A Haggard Biden Delivered a Slurred Speech From Oval Office
Terrorist Protesters Storm Union Station in DC and Burn American Flags
Media Contradict Themselves on Kammy's Record
The Prosecutor vs. the Felon
Jean-Pierre Grilled on Kamala Harris' Role in 'Coverup of the Century'
Harris Campaign Working Overtime to Hide Her Far-Left Record
Fighter Jets Intercept Russian, Chinese Bombers As Biden Prepares to Address Americans
Fox News' Brian Kilmeade Addresses Liberal Smear Campaign Against Him
Did This Democrat Just Admit What We All Knew About Kamala Harris' VP...
Watch CNN Analyst Brutally Take Down Kamala Harris' Chances With Young Voters
This Campaign Memo on Kamala Harris' Chances Sure Is Laughable
Clyburn Secured Votes for Biden, But Can He Do the Same With Harris?
Rashida Tlaib Had to be Reprimanded for Her Protest of Netanyahu's Speech
Here's Where Illegal Immigrants Crossing the Northern Border Are Headed
Three Universities in This State Closed Their DEI Offices
Tipsheet

McCarthy Says 'Action' Will Be Taken Against Rep. King

AP Photo/J. Scott Applewhite

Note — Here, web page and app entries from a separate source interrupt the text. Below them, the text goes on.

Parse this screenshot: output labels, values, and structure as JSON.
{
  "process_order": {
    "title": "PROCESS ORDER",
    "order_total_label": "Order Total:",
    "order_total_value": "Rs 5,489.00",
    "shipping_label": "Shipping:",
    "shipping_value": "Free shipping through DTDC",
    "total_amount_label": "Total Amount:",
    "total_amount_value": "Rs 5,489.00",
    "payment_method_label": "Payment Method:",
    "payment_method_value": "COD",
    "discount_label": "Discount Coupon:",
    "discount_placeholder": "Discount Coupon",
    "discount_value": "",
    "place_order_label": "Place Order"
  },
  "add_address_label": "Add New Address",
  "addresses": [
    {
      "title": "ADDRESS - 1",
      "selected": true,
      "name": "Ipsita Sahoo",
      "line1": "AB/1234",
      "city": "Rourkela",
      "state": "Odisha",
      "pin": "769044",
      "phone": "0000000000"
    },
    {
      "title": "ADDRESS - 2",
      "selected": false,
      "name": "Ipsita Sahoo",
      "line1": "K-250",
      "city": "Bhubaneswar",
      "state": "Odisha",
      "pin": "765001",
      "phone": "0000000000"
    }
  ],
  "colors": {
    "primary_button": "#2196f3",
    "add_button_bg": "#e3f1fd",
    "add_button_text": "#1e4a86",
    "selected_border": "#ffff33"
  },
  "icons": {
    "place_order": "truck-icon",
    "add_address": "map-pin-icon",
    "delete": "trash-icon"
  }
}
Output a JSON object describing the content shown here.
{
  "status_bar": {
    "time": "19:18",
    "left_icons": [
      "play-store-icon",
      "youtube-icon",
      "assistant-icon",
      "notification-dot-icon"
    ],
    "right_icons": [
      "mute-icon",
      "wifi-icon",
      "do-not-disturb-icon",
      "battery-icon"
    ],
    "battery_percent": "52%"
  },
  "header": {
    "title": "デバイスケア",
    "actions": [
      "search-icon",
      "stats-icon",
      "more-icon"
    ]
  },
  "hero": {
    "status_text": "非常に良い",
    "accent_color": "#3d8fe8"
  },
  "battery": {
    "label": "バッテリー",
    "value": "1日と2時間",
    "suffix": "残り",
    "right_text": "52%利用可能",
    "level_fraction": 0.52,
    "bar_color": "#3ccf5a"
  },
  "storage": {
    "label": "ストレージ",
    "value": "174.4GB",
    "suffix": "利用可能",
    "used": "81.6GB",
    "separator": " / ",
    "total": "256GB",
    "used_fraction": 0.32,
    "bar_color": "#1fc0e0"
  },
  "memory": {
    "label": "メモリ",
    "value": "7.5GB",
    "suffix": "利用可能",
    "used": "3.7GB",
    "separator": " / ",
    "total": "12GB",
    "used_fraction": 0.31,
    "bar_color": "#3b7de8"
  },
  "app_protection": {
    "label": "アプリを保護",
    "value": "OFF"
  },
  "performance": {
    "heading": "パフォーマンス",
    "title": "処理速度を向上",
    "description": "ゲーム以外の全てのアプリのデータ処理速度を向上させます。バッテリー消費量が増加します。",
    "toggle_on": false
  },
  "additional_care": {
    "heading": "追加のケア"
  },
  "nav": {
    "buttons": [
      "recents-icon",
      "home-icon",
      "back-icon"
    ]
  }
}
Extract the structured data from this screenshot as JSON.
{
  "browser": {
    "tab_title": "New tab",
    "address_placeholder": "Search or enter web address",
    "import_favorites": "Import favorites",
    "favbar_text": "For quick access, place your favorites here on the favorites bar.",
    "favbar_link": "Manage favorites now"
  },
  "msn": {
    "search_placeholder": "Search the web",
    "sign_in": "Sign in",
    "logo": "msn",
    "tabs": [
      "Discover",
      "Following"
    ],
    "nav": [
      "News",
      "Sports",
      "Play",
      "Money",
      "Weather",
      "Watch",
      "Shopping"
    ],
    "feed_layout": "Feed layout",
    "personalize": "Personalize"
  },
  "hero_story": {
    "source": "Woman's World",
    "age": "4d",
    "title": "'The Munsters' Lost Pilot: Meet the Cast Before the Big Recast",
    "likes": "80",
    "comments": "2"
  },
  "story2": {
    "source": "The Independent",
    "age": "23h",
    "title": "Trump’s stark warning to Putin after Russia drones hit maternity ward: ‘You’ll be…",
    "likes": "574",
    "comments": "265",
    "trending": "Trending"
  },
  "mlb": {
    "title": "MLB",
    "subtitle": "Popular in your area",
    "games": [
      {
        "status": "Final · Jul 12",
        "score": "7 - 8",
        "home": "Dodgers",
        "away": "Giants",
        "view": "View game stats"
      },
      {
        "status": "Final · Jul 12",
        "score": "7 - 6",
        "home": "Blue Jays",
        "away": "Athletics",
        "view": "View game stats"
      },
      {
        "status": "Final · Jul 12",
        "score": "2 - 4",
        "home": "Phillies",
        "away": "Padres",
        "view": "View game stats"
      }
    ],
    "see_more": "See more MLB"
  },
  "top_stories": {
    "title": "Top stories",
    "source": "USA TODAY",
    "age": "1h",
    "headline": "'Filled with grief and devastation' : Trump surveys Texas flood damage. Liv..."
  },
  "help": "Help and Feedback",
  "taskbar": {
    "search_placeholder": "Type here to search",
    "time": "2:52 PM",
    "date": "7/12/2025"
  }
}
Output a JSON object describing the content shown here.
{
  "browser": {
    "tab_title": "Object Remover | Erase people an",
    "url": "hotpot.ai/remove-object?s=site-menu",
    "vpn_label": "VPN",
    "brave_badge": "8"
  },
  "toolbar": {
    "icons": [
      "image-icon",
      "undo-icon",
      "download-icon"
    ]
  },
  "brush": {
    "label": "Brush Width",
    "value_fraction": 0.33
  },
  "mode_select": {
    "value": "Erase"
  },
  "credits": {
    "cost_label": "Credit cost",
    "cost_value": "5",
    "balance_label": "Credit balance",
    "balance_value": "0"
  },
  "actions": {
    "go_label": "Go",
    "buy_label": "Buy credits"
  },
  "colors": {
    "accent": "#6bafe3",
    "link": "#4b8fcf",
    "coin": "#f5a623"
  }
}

To say Rep. Steve King's (R-IA) colleagues want him to clean up his rhetoric is an understatement. He has made a career out of uttering unorthodox things to the press, but last week may have topped them all. In an interview with The New York Times, King wondered when the words "white supremacist" and "white nationalist" suddenly "became offensive." 

Advertisement

Leading Republicans were some of the first to condemn those remarks. Sen. Tim Scott (R-SC) penned an op-ed explaining why King and his language do not represent the GOP or conservatism, while former Florida Gov. Jeb Bush encouraged Republicans to support a primary challenge against the Iowan.

House Minority Leader Kevin McCarthy, too, condemned King's comments in a statement when the controversy first broke, calling them "reckless" and "wrong." On Sunday, he promised that "action" would be taken against the congressman.

McCarthy has a "scheduled meeting" with King on Monday, the leader revealed on "Face the Nation."

"I'm having a serious conversation with Congressman Steve King about his future and role in this Republican Party," he said. "I will not stand back as a leader of this party, believing in this nation, that all are created equal, that that stands or continues to stand and have any role with us."

It's unclear exactly what that action will be, but it appears likely that at the very least King may lose his committee assignments.

Advertisement

"That language has no place in America," McCarthy emphasized, adding that "that is not the party of Lincoln."

Join the conversation as a VIP Member

Recommended

Trending on Townhall Videos

Advertisement
Advertisement
Advertisement